“They began marketing the jewelry through bead parties in the United States — a bit like Tupperware parties. Typically, one woman invites her friends, and they come to her home to buy necklaces, bracelets and earrings for between $5 and $30. Last year alone, Torkin says, there were 3,000 of these parties, attended by about 100,000 people. ‘It’s not a handout; we’re totally opposed to that,’ said Devin, who is now based in Uganda for the project. ‘This is a symbol for us of women really working hard.’ BeadforLife recruits women who are earning $1 a day or less, and who seem particularly hard-working and entrepreneurial. Once enrolled, they get training in how to cut strips of scrap paper, roll them tightly, glue them and seal them — and, presto, a beautiful bead. The beads are not painted, and their color comes from the paper itself (with writing sometimes faintly visible). Magazine ads and aid group brochures are prized for their rich colors. Torkin remembers wincing when she saw women making beads from brochures explaining how mothers can prevent AIDS transmission to their babies. ‘I just hope that someone had looked at them before they were cut up,’ she said. Bead makers earn about $200 per month, half of which is deposited in brand-new savings accounts (one huge problem for the world’s poor is that they lack a safe way to save). The women are also encouraged to trade their beads to the program for antimalarial bed nets, condoms, deworming medicine and family planning supplies.”
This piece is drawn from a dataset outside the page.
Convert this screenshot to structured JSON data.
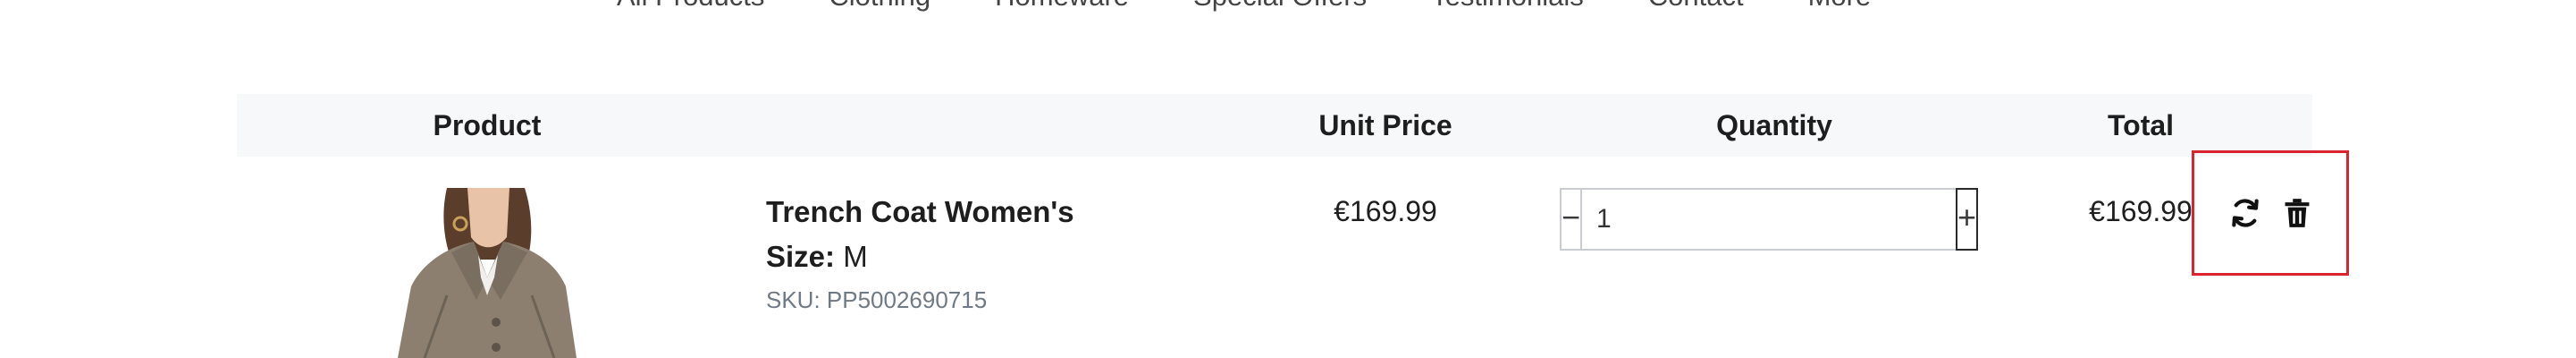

Like the Goldman Sachs’ initiative, BeadforLife prides itself on the fact that it empowers women. Kristof explains:

“The centerpiece of the 18-month BeadforLife program is training bead makers to start small businesses. They get coaching in business management, and some learn trades like making jam or raising chickens. The bead makers get about $600 to open their own shops or start some other small business, and after a year and a half they graduate and new bead makers are enrolled. The aim is not to create lifelong jewelry manufacturers, but to turn women into bustling entrepreneurs.”

From its humble beginnings, BeadforLife is now doing quite well. Kristof concludes:

“These days, Torkin and Devin … [indicate that] their biggest challenge is how to manage $4 million in annual jewelry sales so that it makes the most difference. BeadforLife reflects several fascinating trends in the battle against global poverty. One is the increasing interest in using businesses and entrepreneurship to create jobs and a more sustainable economic liftoff. A second is a focus on women, because of evidence that they are more likely than men to invest business profits in their children’s education and health. A third is the growing attempt to engage American supporters by asking them to do something other than just writing checks. Increasingly, Torkin and Devin have also been using the bead parties to try to educate the jewelry buyers about Africa. To go with the beads, they’ve developed a curriculum on global poverty for American schools. They’ve also been taking Americans to Africa to see the work firsthand. ‘At first, we thought BeadforLife was just for Ugandans,’ Torkin said. ‘Then we realized that a lot of this was about helping Americans get involved.'”

One of the principles embraced in the Enterra Solutions® Development-in-a-Box™ approach is that helping entrepreneurs is good for economic development because entrepreneurs create jobs and continue to look for other opportunities. The two programs discussed in this post understand that principle. And like Kristof notes, they also understand that empowering women has a positive impact on more than just the economy. The American author Washington Irving, best known for his story “The Legend of Sleepy Hollow,” once wrote, “There is in every true woman’s heart, a spark of heavenly fire, which lies dormant in the broad daylight of prosperity, but which kindles up and beams and blazes in the dark hour of adversity.” No economy can afford to have that “spark of heavenly fire” lie dormant in good times or bad. Programs that kindle that fire in women entrepreneurs will always burn bright.